  18. #8858
    Quote Originally Posted by Malacrass View Post
    No matter how this whole Brexit deal (or no deal) scenario ends, I'm honestly surprised just how close the EU is acting on this matter. We have several members that could use the Brexit negotiations as a chance to pressure the EU in other areas, or become loud little shits because they are losing massively on trade in case of a no-deal, but it's not happening.
    That's the thing, outside what the UK media tries to push the countries in the EU are mostly happy with how things are and actually want gradual closer integration. Sure Poland, Hungary and Italy might get uppity at times, but the people don't want to leave. Hell their issues are with things instigated outside of the EU or strongman who isn't as popular as anti eu people want to push trying to make damages to Democracy in said country.

    Also the EU basically put their position in play less than a month after the vote. They got together, made compromises, realised the laws and duties they had to follow and went "Here's our position." and basically sat on one end of the table waiting for TWO FULL YEARS before May came back and said "Hi, this is chequers, we want all the good stuff without the responsibilities. Also we demand you break your 4 pillars." (Basically think Texas ceding from US and telling US that to get a good deal from our side, break the bill of rights.).

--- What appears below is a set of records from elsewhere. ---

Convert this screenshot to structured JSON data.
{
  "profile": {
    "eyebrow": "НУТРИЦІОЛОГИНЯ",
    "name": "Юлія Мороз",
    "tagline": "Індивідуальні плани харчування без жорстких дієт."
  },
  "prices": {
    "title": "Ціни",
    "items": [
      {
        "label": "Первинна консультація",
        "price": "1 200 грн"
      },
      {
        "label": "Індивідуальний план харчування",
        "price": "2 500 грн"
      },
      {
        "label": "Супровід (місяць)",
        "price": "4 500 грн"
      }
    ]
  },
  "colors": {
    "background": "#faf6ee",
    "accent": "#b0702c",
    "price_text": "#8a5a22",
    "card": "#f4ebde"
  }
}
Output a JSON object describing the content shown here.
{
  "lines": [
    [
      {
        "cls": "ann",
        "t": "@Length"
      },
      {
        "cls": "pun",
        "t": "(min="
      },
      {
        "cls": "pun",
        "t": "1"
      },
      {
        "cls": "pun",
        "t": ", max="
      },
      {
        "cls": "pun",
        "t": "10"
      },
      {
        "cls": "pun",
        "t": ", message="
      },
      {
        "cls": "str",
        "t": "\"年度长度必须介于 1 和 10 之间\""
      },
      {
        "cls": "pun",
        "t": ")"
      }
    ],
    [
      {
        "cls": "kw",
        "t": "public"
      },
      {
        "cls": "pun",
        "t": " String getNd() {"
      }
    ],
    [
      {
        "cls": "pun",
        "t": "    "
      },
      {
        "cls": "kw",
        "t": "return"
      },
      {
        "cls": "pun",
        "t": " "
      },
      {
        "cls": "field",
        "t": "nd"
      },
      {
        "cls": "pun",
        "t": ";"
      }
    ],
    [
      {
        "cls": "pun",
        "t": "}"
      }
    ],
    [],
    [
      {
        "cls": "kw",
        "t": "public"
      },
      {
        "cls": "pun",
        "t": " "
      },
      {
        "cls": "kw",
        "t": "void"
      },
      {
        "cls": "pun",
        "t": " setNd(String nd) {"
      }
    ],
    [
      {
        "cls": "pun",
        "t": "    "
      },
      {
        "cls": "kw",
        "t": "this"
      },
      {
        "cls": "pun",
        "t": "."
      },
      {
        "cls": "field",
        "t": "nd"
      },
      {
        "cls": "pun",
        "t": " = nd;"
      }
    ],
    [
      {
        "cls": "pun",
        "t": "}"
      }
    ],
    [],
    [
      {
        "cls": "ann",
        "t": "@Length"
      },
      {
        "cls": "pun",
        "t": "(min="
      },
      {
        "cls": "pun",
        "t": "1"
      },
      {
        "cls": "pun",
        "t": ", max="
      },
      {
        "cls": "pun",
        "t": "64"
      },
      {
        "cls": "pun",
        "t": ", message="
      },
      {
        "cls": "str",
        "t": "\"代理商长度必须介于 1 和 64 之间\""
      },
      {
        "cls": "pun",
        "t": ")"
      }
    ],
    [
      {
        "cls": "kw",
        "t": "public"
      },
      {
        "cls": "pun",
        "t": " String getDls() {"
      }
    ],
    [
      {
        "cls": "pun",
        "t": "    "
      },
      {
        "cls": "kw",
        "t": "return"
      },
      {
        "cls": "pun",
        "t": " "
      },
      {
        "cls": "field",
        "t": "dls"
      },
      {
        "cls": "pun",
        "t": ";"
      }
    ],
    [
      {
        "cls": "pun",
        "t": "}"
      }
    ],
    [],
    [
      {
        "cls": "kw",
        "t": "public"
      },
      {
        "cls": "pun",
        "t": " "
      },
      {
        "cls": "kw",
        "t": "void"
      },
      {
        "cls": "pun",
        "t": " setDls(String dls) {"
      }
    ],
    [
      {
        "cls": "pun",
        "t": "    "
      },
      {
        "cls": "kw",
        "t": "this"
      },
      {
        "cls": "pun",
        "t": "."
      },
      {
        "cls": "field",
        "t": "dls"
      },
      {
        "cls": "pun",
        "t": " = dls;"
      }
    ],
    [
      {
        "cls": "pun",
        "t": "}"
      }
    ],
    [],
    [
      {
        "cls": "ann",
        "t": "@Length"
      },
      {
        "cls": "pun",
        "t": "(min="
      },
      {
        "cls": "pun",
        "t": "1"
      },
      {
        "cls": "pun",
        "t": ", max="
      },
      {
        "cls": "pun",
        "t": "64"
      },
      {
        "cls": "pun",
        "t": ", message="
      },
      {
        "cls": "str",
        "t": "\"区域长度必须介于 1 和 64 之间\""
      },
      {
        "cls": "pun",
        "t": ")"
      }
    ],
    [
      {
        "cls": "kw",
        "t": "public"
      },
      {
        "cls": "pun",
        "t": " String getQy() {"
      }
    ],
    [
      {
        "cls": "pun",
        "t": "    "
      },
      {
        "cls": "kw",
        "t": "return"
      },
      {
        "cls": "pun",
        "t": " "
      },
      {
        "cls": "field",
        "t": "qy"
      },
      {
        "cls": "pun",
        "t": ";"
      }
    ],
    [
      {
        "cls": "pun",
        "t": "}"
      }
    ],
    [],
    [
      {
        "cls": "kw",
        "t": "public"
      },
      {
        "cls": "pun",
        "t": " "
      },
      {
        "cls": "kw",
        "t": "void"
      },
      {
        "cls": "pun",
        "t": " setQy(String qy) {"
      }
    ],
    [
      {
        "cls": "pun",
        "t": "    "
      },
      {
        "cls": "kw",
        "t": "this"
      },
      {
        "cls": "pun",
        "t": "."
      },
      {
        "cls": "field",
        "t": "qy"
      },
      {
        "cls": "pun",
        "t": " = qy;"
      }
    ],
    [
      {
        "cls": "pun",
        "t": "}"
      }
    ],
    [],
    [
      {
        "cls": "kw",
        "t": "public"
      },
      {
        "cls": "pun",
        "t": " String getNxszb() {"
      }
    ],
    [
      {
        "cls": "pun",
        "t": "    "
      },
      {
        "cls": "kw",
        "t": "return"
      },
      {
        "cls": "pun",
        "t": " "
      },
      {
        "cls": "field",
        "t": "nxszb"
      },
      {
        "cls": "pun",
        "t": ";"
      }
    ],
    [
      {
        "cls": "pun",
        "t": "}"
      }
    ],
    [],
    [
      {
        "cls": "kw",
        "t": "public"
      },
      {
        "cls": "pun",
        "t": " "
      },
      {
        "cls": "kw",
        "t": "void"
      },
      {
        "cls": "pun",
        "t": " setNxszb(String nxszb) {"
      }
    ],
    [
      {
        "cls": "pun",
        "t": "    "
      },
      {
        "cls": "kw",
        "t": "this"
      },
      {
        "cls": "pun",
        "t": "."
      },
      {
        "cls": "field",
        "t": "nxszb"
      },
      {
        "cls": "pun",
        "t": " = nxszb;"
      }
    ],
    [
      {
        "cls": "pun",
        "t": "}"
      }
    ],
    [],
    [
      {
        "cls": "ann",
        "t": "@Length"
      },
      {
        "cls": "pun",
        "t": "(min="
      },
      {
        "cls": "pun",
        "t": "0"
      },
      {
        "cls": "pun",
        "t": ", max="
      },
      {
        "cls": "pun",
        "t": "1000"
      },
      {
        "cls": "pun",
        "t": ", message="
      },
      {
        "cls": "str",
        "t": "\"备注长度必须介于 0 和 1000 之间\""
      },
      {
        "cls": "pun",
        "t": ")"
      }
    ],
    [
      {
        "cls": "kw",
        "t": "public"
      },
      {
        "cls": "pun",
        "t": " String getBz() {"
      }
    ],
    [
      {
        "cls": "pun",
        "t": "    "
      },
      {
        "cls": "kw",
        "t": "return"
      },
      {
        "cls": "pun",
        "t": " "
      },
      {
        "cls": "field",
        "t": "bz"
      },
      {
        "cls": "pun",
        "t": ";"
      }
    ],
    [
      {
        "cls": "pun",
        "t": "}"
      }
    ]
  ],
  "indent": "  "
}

    The EU said no and threw it out immediately (although some people think it only happened couple weeks ago), then there's the issue of Northern Ireland which has been said a lot. Which in short, May wants out of Common Market/customs union, but keep good friday. Which physically just can not happen without basically Northern Ireland being treated as an external part of EU, like say Gibralta or Falklands. Her party (Conservative and Unionist Party) won't allow it, DUP who has May by the Ba.. Ovaries won't allow it.

  19. #8859
    Quote Originally Posted by Mafic View Post
    But this favors UK even it fails. And makes the EU look bad.

    EU is under pressure from many angles. They should make friendly negotiations with the UK but instead they are playing hardball. The longer this draws out the more it favors the UK.
    If the EU compromises, on it's core pillars no less, it'll look incredibly weak and useless to all current EU members and rest of the world.
    "In order to maintain a tolerant society, the society must be intolerant of intolerance." Paradox of tolerance

  20. #8860
    Deleted
    Quote Originally Posted by Dezerte View Post
    If the EU compromises, on it's core pillars no less, it'll look incredibly weak and useless to all current EU members and rest of the world.
    A no deal makes the EU look a bit stupid, losing its core pillars make it Look like a pathetic, grovelling child. If they can give up fundamental freedoms here they will be under pressure to give them up elsewhere.

    Quote Originally Posted by Malacrass View Post
    No matter how this whole Brexit deal (or no deal) scenario ends, I'm honestly surprised just how close the EU is acting on this matter. We have several members that could use the Brexit negotiations as a chance to pressure the EU in other areas, or become loud little shits because they are losing massively on trade in case of a no-deal, but it's not happening.
    That's probably more likely to happen when we get to future trade arrangemwnts rather than the divorce arrangement stage we are at now. French farmers will want one thing, Danish fisherman another and German industry yet another. That is when the UK will be able to play members off against each other. At the moment the UK can't get past how they relate to the EU as a whole going forward so it's fairly easy for the EU to stay United.

Posting Permissions

  • You may not post new threads
  • You may not post replies
  • You may not post attachments
  • You may not edit your posts
  •